Show cause and effect. Your partner may not realize the profound impact they’ve had on your life. Set the scene by drawing a contrast between your “before” and “after,” and why you’re loving the current state of your relationship so much. Did they help you believe in yourself more? Go after your dreams? Put it on the page.
Express gratitude. Amid our busy lives, we often lose sight of telling our partners what we love about them on a daily basis. Use this opportunity as a way to express what you love about your partner and why they’re so special to you.
Don’t try to fit a mold. If flowery language isn’t your thing, or if you prefer brevity over loquaciousness, don’t feel pressure to write a stereotypical love letter. Authenticity is key! Be yourself, and send the letter that feels most true to you (whether that’s a cheeky limerick or a top 10 list of reasons you adore your significant other).
Why love letters still matter
The goal of a handwritten love letter is to evoke a feeling and convey a message that you can’t express to someone verbally face-to-face. Sure, you can accomplish that same feeling through more instantaneous mediums, but there’s no replacement for a tangible handwritten note. A letter is a physical embodiment of love that you can share and pass down through generations. Love letters not only preserve memories between lovers, but as an artifact of a family’s heritage.
Famed creatives such as Ernest Hemingway, Oscar Wilde, and Frida Kahlo have penned some of the most romantic love letters ever written. In a letter from poet Vita Sackville-West to writer Virginia Woolf, she shows that flowery language is not necessarily needed to convey a point.
Sackville-West writes, “I composed a beautiful letter to you in the sleepless nightmare hours of the night, and it has all gone: I just miss you, in a quite simple desperate human way…I miss you even more than I could have believed, and I was prepared to miss you a good deal. So this letter is really just a squeal of pain. It is incredible how essential to me you have become.”
Talk about a direct message.

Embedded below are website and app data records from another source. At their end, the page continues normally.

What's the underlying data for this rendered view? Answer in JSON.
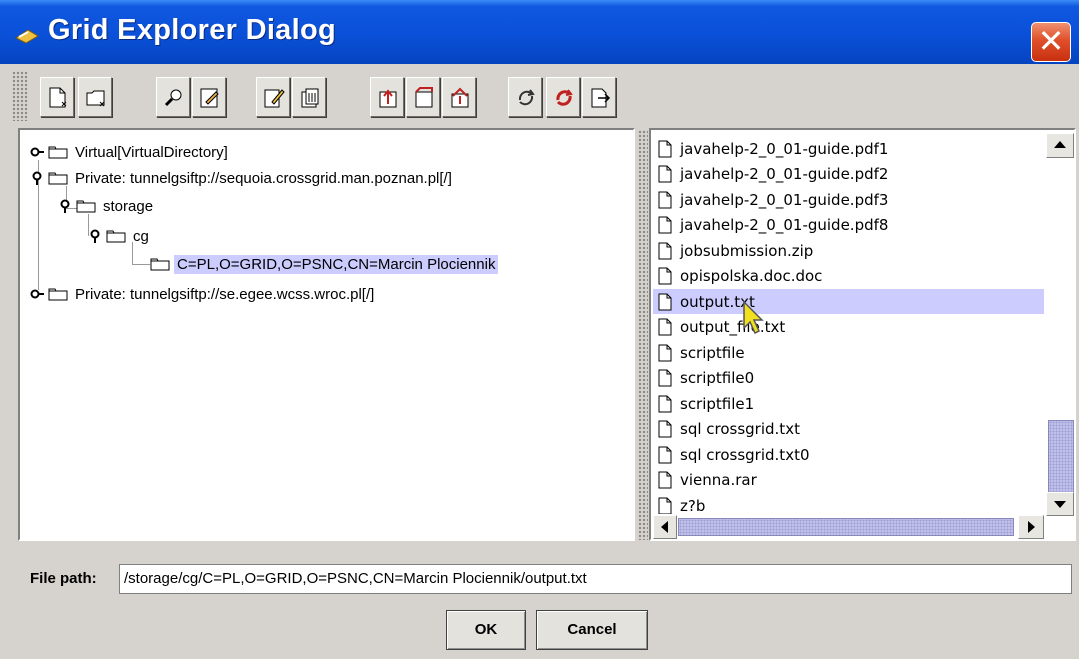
{
  "window": {
    "title": "Grid Explorer Dialog",
    "close_glyph": "✕",
    "accent": "#0a50d8"
  },
  "toolbar": {
    "buttons": [
      {
        "icon": "new-file-icon"
      },
      {
        "icon": "new-folder-icon"
      },
      {
        "icon": "search-icon"
      },
      {
        "icon": "edit-icon"
      },
      {
        "icon": "rename-icon"
      },
      {
        "icon": "delete-icon"
      },
      {
        "icon": "folder-up-icon"
      },
      {
        "icon": "folder-icon"
      },
      {
        "icon": "folder-home-icon"
      },
      {
        "icon": "refresh-icon"
      },
      {
        "icon": "stop-icon"
      },
      {
        "icon": "properties-icon"
      }
    ]
  },
  "tree": {
    "nodes": [
      {
        "label": "Virtual[VirtualDirectory]"
      },
      {
        "label": "Private: tunnelgsiftp://sequoia.crossgrid.man.poznan.pl[/]"
      },
      {
        "label": "storage"
      },
      {
        "label": "cg"
      },
      {
        "label": "C=PL,O=GRID,O=PSNC,CN=Marcin Plociennik",
        "selected": true
      },
      {
        "label": "Private: tunnelgsiftp://se.egee.wcss.wroc.pl[/]"
      }
    ]
  },
  "files": {
    "items": [
      "javahelp-2_0_01-guide.pdf1",
      "javahelp-2_0_01-guide.pdf2",
      "javahelp-2_0_01-guide.pdf3",
      "javahelp-2_0_01-guide.pdf8",
      "jobsubmission.zip",
      "opispolska.doc.doc",
      "output.txt",
      "output_file.txt",
      "scriptfile",
      "scriptfile0",
      "scriptfile1",
      "sql crossgrid.txt",
      "sql crossgrid.txt0",
      "vienna.rar",
      "z?b"
    ],
    "selected_index": 6
  },
  "path": {
    "label": "File path:",
    "value": "/storage/cg/C=PL,O=GRID,O=PSNC,CN=Marcin Plociennik/output.txt"
  },
  "buttons": {
    "ok": "OK",
    "cancel": "Cancel"
  },
  "colors": {
    "selection": "#ccccff",
    "dialog_bg": "#d6d3ce"
  }
}
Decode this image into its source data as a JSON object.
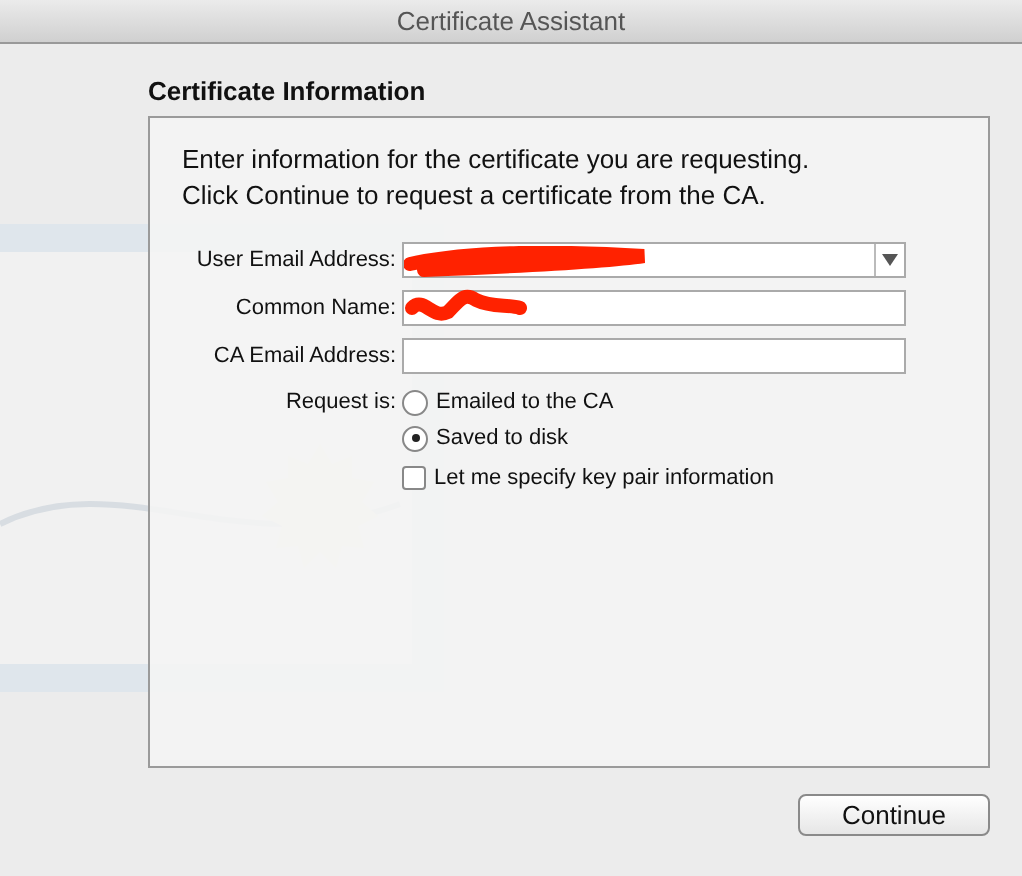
{
  "window": {
    "title": "Certificate Assistant"
  },
  "section_title": "Certificate Information",
  "intro": [
    "Enter information for the certificate you are requesting.",
    "Click Continue to request a certificate from the CA."
  ],
  "fields": [
    {
      "label": "User Email Address:",
      "kind": "combo",
      "redacted": true
    },
    {
      "label": "Common Name:",
      "kind": "text",
      "redacted": true
    },
    {
      "label": "CA Email Address:",
      "kind": "text",
      "redacted": false
    }
  ],
  "request": {
    "label": "Request is:",
    "options": [
      {
        "label": "Emailed to the CA",
        "selected": false
      },
      {
        "label": "Saved to disk",
        "selected": true
      }
    ]
  },
  "key_pair": {
    "label": "Let me specify key pair information",
    "checked": false
  },
  "buttons": [
    {
      "label": "Continue"
    }
  ]
}
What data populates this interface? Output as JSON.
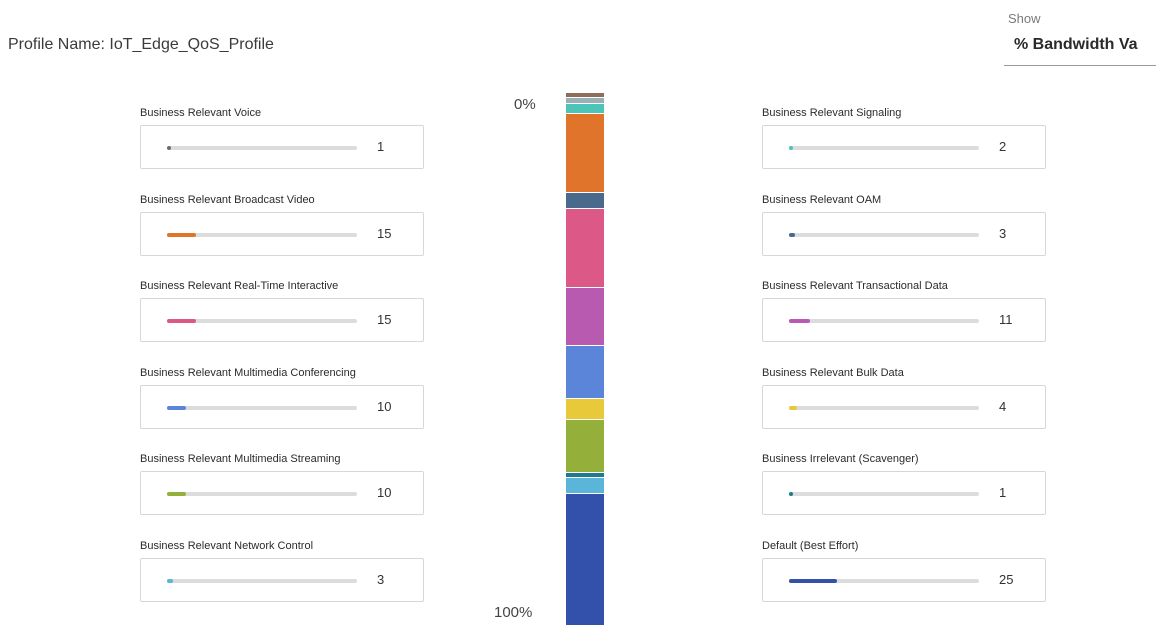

There’s no one way to write a love letter, but there are some practices that make it easier. Picture the object of your affection in front of you and keep it conversational. If you are writing it out on paper, fill out the page. Tie it all together at the end. Seal it with a kiss or crack one last dad joke—that’s up to you. Trust your gut and speak from the heart, and you can’t go wrong.